§ TASK TO COMPLETE:
Every line below that carries the word "Новое" needs to be copied.

§ MATERIAL SUPPLIED:
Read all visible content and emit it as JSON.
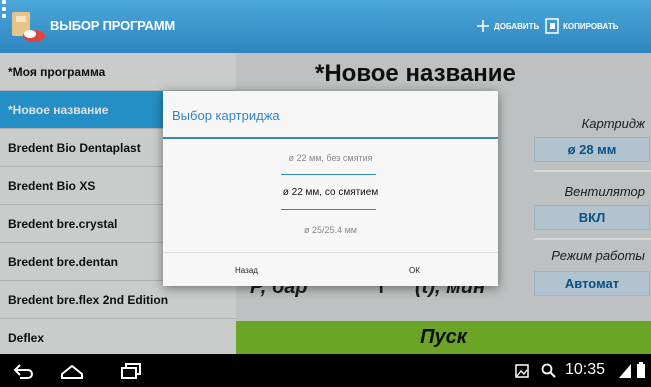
{
  "actionbar": {
    "title": "ВЫБОР ПРОГРАММ",
    "add_label": "ДОБАВИТЬ",
    "copy_label": "КОПИРОВАТЬ",
    "color": "#3a95cc"
  },
  "programs": [
    {
      "label": "*Моя программа"
    },
    {
      "label": "*Новое название"
    },
    {
      "label": "Bredent Bio Dentaplast"
    },
    {
      "label": "Bredent Bio XS"
    },
    {
      "label": "Bredent bre.crystal"
    },
    {
      "label": "Bredent bre.dentan"
    },
    {
      "label": "Bredent bre.flex 2nd Edition"
    },
    {
      "label": "Deflex"
    }
  ],
  "selected_program_index": 1,
  "program_title": "*Новое название",
  "settings": {
    "cartridge_label": "Картридж",
    "cartridge_value": "ø 28 мм",
    "fan_label": "Вентилятор",
    "fan_value": "ВКЛ",
    "mode_label": "Режим работы",
    "mode_value": "Автомат"
  },
  "pressure_label": "P, бар",
  "time_label": "(t), мин",
  "start_label": "Пуск",
  "dialog": {
    "title": "Выбор картриджа",
    "options": [
      "ø 22 мм, без смятия",
      "ø 22 мм, со смятием",
      "ø 25/25.4 мм"
    ],
    "selected_index": 1,
    "back_label": "Назад",
    "ok_label": "ОК"
  },
  "statusbar": {
    "time": "10:35"
  }
}
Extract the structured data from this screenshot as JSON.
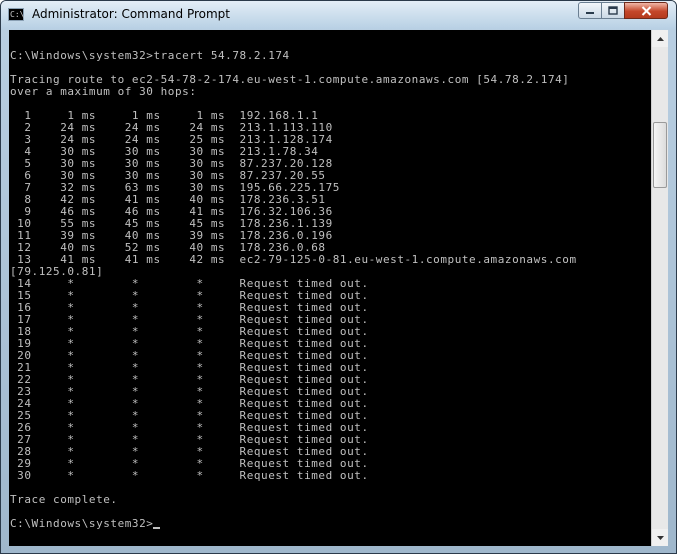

§ RESULT:
      "label": "*Новое название"
  "program_title": "*Новое название",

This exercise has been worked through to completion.